(Excerpts from an interface dataset)
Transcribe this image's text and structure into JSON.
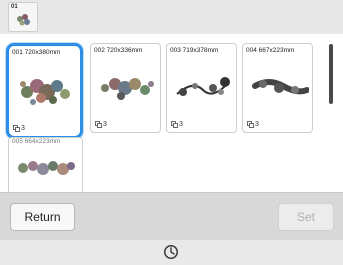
{
  "category": {
    "number": "01",
    "icon": "floral-design-thumbnail"
  },
  "designs": [
    {
      "label": "001 720x380mm",
      "count": "3",
      "selected": true
    },
    {
      "label": "002 720x336mm",
      "count": "3",
      "selected": false
    },
    {
      "label": "003 719x378mm",
      "count": "3",
      "selected": false
    },
    {
      "label": "004 667x223mm",
      "count": "3",
      "selected": false
    },
    {
      "label": "005 664x223mm",
      "count": "",
      "selected": false
    }
  ],
  "buttons": {
    "return_label": "Return",
    "set_label": "Set"
  },
  "footer": {
    "icon": "clock-icon"
  },
  "colors": {
    "selection": "#2d8ee6",
    "background": "#e4e4e4"
  }
}
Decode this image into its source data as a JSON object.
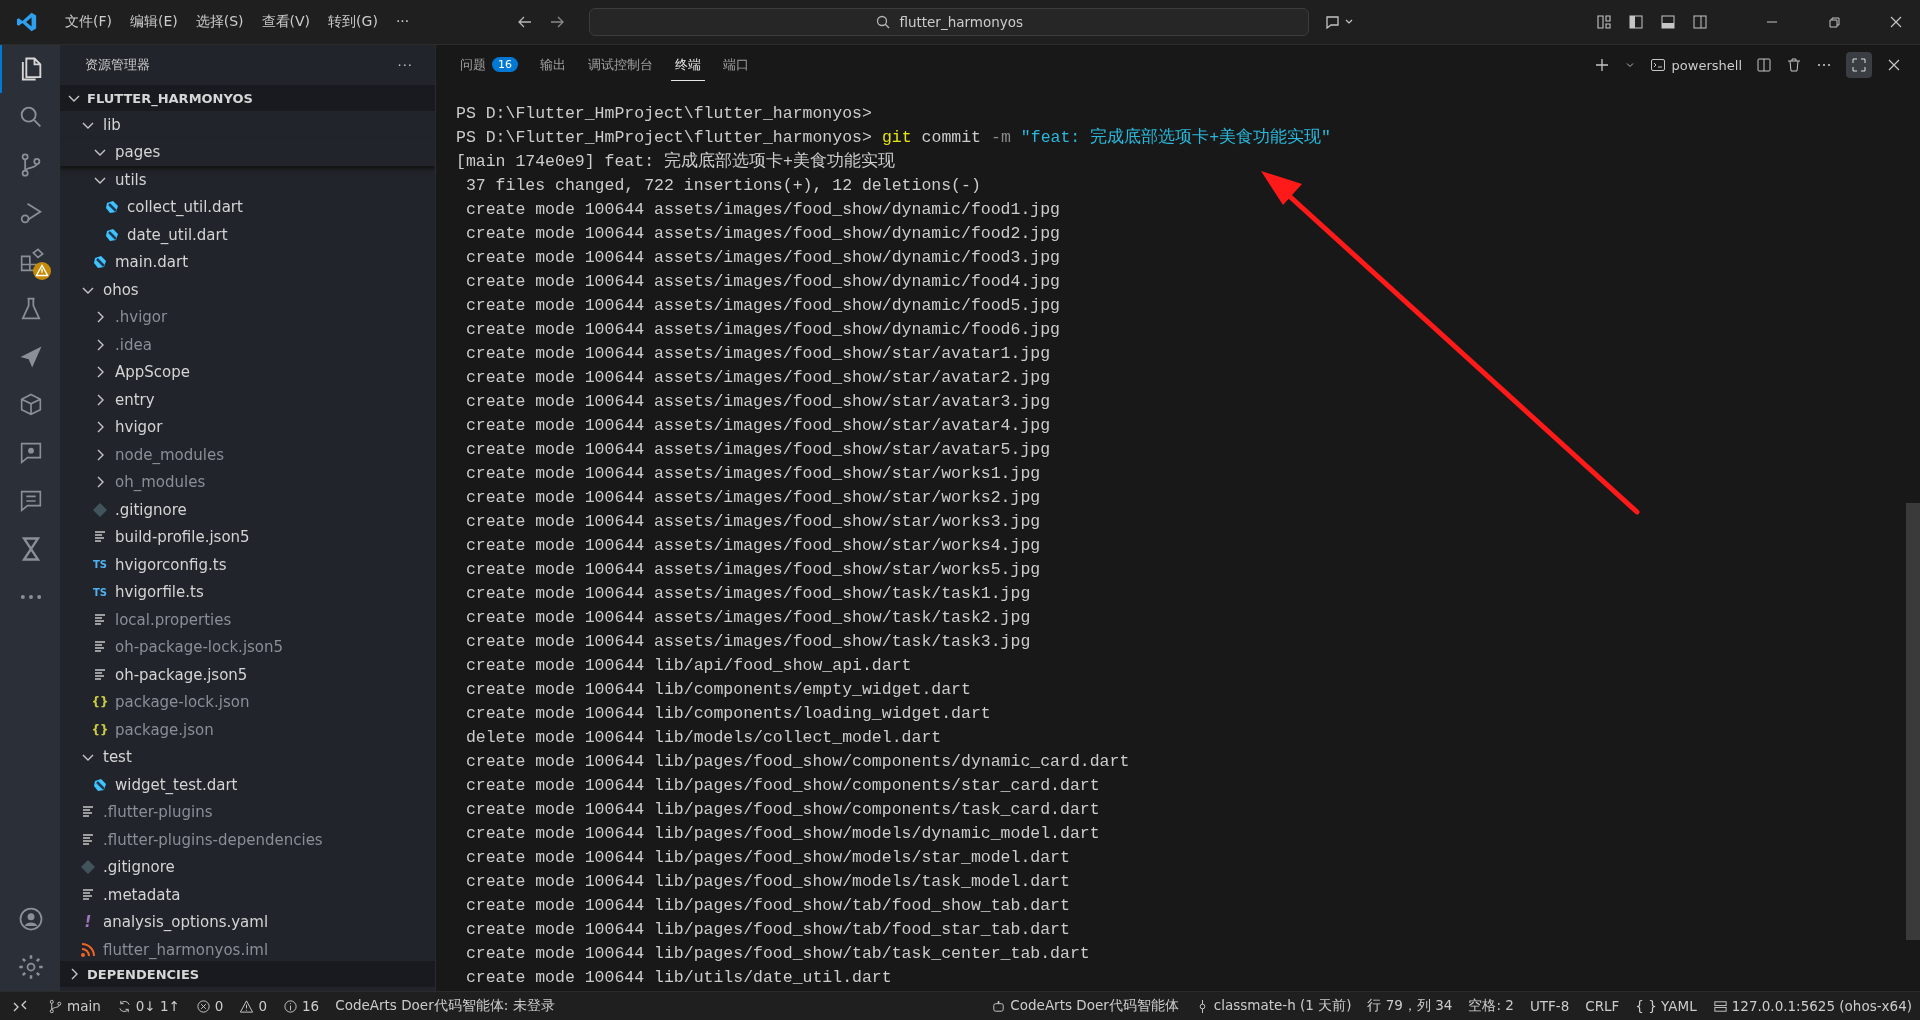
{
  "title_bar": {
    "menus": [
      "文件(F)",
      "编辑(E)",
      "选择(S)",
      "查看(V)",
      "转到(G)",
      "···"
    ],
    "search": {
      "value": "flutter_harmonyos"
    }
  },
  "activity_bar": {
    "items": [
      {
        "kind": "files",
        "selected": true
      },
      {
        "kind": "search",
        "selected": false
      },
      {
        "kind": "source-control",
        "selected": false
      },
      {
        "kind": "debug",
        "selected": false
      },
      {
        "kind": "extensions",
        "selected": false,
        "warning": true
      },
      {
        "kind": "testing",
        "selected": false
      },
      {
        "kind": "send",
        "selected": false
      },
      {
        "kind": "cube",
        "selected": false
      },
      {
        "kind": "bug-send",
        "selected": false
      },
      {
        "kind": "chat-send",
        "selected": false
      },
      {
        "kind": "hourglass",
        "selected": false
      },
      {
        "kind": "more",
        "selected": false
      }
    ]
  },
  "sidebar": {
    "title": "资源管理器",
    "more": "···",
    "root": {
      "label": "FLUTTER_HARMONYOS",
      "expanded": true
    },
    "items": [
      {
        "label": "lib",
        "kind": "folder",
        "expanded": true,
        "dimmed": false,
        "children": [
          {
            "label": "pages",
            "kind": "folder",
            "expanded": true,
            "dimmed": false
          },
          {
            "label": "utils",
            "kind": "folder",
            "expanded": true,
            "dimmed": false,
            "children": [
              {
                "label": "collect_util.dart",
                "kind": "dart",
                "dimmed": false
              },
              {
                "label": "date_util.dart",
                "kind": "dart",
                "dimmed": false
              }
            ]
          },
          {
            "label": "main.dart",
            "kind": "dart",
            "dimmed": false
          }
        ]
      },
      {
        "label": "ohos",
        "kind": "folder",
        "expanded": true,
        "dimmed": false,
        "children": [
          {
            "label": ".hvigor",
            "kind": "folder",
            "expanded": false,
            "dimmed": true
          },
          {
            "label": ".idea",
            "kind": "folder",
            "expanded": false,
            "dimmed": true
          },
          {
            "label": "AppScope",
            "kind": "folder",
            "expanded": false,
            "dimmed": false
          },
          {
            "label": "entry",
            "kind": "folder",
            "expanded": false,
            "dimmed": false
          },
          {
            "label": "hvigor",
            "kind": "folder",
            "expanded": false,
            "dimmed": false
          },
          {
            "label": "node_modules",
            "kind": "folder",
            "expanded": false,
            "dimmed": true
          },
          {
            "label": "oh_modules",
            "kind": "folder",
            "expanded": false,
            "dimmed": true
          },
          {
            "label": ".gitignore",
            "kind": "git",
            "dimmed": false
          },
          {
            "label": "build-profile.json5",
            "kind": "text",
            "dimmed": false
          },
          {
            "label": "hvigorconfig.ts",
            "kind": "ts",
            "glyph": "TS",
            "dimmed": false
          },
          {
            "label": "hvigorfile.ts",
            "kind": "ts",
            "glyph": "TS",
            "dimmed": false
          },
          {
            "label": "local.properties",
            "kind": "text",
            "dimmed": true
          },
          {
            "label": "oh-package-lock.json5",
            "kind": "text",
            "dimmed": true
          },
          {
            "label": "oh-package.json5",
            "kind": "text",
            "dimmed": false
          },
          {
            "label": "package-lock.json",
            "kind": "json",
            "glyph": "{}",
            "dimmed": true
          },
          {
            "label": "package.json",
            "kind": "json",
            "glyph": "{}",
            "dimmed": true
          }
        ]
      },
      {
        "label": "test",
        "kind": "folder",
        "expanded": true,
        "dimmed": false,
        "children": [
          {
            "label": "widget_test.dart",
            "kind": "dart",
            "dimmed": false
          }
        ]
      },
      {
        "label": ".flutter-plugins",
        "kind": "text",
        "dimmed": true
      },
      {
        "label": ".flutter-plugins-dependencies",
        "kind": "text",
        "dimmed": true
      },
      {
        "label": ".gitignore",
        "kind": "git",
        "dimmed": false
      },
      {
        "label": ".metadata",
        "kind": "text",
        "dimmed": false
      },
      {
        "label": "analysis_options.yaml",
        "kind": "yaml",
        "glyph": "!",
        "dimmed": false
      },
      {
        "label": "flutter_harmonyos.iml",
        "kind": "rss",
        "dimmed": true
      }
    ],
    "dependencies": {
      "label": "DEPENDENCIES",
      "expanded": false
    }
  },
  "panel": {
    "tabs": [
      {
        "label": "问题",
        "badge": "16",
        "selected": false
      },
      {
        "label": "输出",
        "selected": false
      },
      {
        "label": "调试控制台",
        "selected": false
      },
      {
        "label": "终端",
        "selected": true
      },
      {
        "label": "端口",
        "selected": false
      }
    ],
    "shell": "powershell",
    "terminal": [
      {
        "kind": "prompt",
        "text": "PS D:\\Flutter_HmProject\\flutter_harmonyos>"
      },
      {
        "kind": "command",
        "prompt": "PS D:\\Flutter_HmProject\\flutter_harmonyos>",
        "program": "git",
        "args": "commit",
        "flag": "-m",
        "message": "\"feat: 完成底部选项卡+美食功能实现\""
      },
      {
        "kind": "output",
        "text": "[main 174e0e9] feat: 完成底部选项卡+美食功能实现"
      },
      {
        "kind": "output",
        "text": " 37 files changed, 722 insertions(+), 12 deletions(-)"
      },
      {
        "kind": "output",
        "text": " create mode 100644 assets/images/food_show/dynamic/food1.jpg"
      },
      {
        "kind": "output",
        "text": " create mode 100644 assets/images/food_show/dynamic/food2.jpg"
      },
      {
        "kind": "output",
        "text": " create mode 100644 assets/images/food_show/dynamic/food3.jpg"
      },
      {
        "kind": "output",
        "text": " create mode 100644 assets/images/food_show/dynamic/food4.jpg"
      },
      {
        "kind": "output",
        "text": " create mode 100644 assets/images/food_show/dynamic/food5.jpg"
      },
      {
        "kind": "output",
        "text": " create mode 100644 assets/images/food_show/dynamic/food6.jpg"
      },
      {
        "kind": "output",
        "text": " create mode 100644 assets/images/food_show/star/avatar1.jpg"
      },
      {
        "kind": "output",
        "text": " create mode 100644 assets/images/food_show/star/avatar2.jpg"
      },
      {
        "kind": "output",
        "text": " create mode 100644 assets/images/food_show/star/avatar3.jpg"
      },
      {
        "kind": "output",
        "text": " create mode 100644 assets/images/food_show/star/avatar4.jpg"
      },
      {
        "kind": "output",
        "text": " create mode 100644 assets/images/food_show/star/avatar5.jpg"
      },
      {
        "kind": "output",
        "text": " create mode 100644 assets/images/food_show/star/works1.jpg"
      },
      {
        "kind": "output",
        "text": " create mode 100644 assets/images/food_show/star/works2.jpg"
      },
      {
        "kind": "output",
        "text": " create mode 100644 assets/images/food_show/star/works3.jpg"
      },
      {
        "kind": "output",
        "text": " create mode 100644 assets/images/food_show/star/works4.jpg"
      },
      {
        "kind": "output",
        "text": " create mode 100644 assets/images/food_show/star/works5.jpg"
      },
      {
        "kind": "output",
        "text": " create mode 100644 assets/images/food_show/task/task1.jpg"
      },
      {
        "kind": "output",
        "text": " create mode 100644 assets/images/food_show/task/task2.jpg"
      },
      {
        "kind": "output",
        "text": " create mode 100644 assets/images/food_show/task/task3.jpg"
      },
      {
        "kind": "output",
        "text": " create mode 100644 lib/api/food_show_api.dart"
      },
      {
        "kind": "output",
        "text": " create mode 100644 lib/components/empty_widget.dart"
      },
      {
        "kind": "output",
        "text": " create mode 100644 lib/components/loading_widget.dart"
      },
      {
        "kind": "output",
        "text": " delete mode 100644 lib/models/collect_model.dart"
      },
      {
        "kind": "output",
        "text": " create mode 100644 lib/pages/food_show/components/dynamic_card.dart"
      },
      {
        "kind": "output",
        "text": " create mode 100644 lib/pages/food_show/components/star_card.dart"
      },
      {
        "kind": "output",
        "text": " create mode 100644 lib/pages/food_show/components/task_card.dart"
      },
      {
        "kind": "output",
        "text": " create mode 100644 lib/pages/food_show/models/dynamic_model.dart"
      },
      {
        "kind": "output",
        "text": " create mode 100644 lib/pages/food_show/models/star_model.dart"
      },
      {
        "kind": "output",
        "text": " create mode 100644 lib/pages/food_show/models/task_model.dart"
      },
      {
        "kind": "output",
        "text": " create mode 100644 lib/pages/food_show/tab/food_show_tab.dart"
      },
      {
        "kind": "output",
        "text": " create mode 100644 lib/pages/food_show/tab/food_star_tab.dart"
      },
      {
        "kind": "output",
        "text": " create mode 100644 lib/pages/food_show/tab/task_center_tab.dart"
      },
      {
        "kind": "output",
        "text": " create mode 100644 lib/utils/date_util.dart"
      }
    ]
  },
  "status_bar": {
    "left": [
      {
        "kind": "branch",
        "text": "main"
      },
      {
        "kind": "sync",
        "text": "0↓ 1↑"
      },
      {
        "kind": "errors",
        "text": "0"
      },
      {
        "kind": "warnings",
        "text": "0"
      },
      {
        "kind": "info",
        "text": "16"
      },
      {
        "kind": "plain",
        "text": "CodeArts Doer代码智能体: 未登录"
      }
    ],
    "right": [
      {
        "kind": "agent",
        "text": "CodeArts Doer代码智能体"
      },
      {
        "kind": "blame",
        "text": "classmate-h (1 天前)"
      },
      {
        "kind": "plain",
        "text": "行 79，列 34"
      },
      {
        "kind": "plain",
        "text": "空格: 2"
      },
      {
        "kind": "plain",
        "text": "UTF-8"
      },
      {
        "kind": "plain",
        "text": "CRLF"
      },
      {
        "kind": "plain",
        "text": "{ } YAML"
      },
      {
        "kind": "server",
        "text": "127.0.0.1:5625 (ohos-x64)"
      }
    ]
  },
  "annotation": {
    "kind": "arrow"
  }
}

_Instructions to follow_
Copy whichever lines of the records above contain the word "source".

_Answer to this task_
Decode this image into its source data as a JSON object.
        "kind": "source-control",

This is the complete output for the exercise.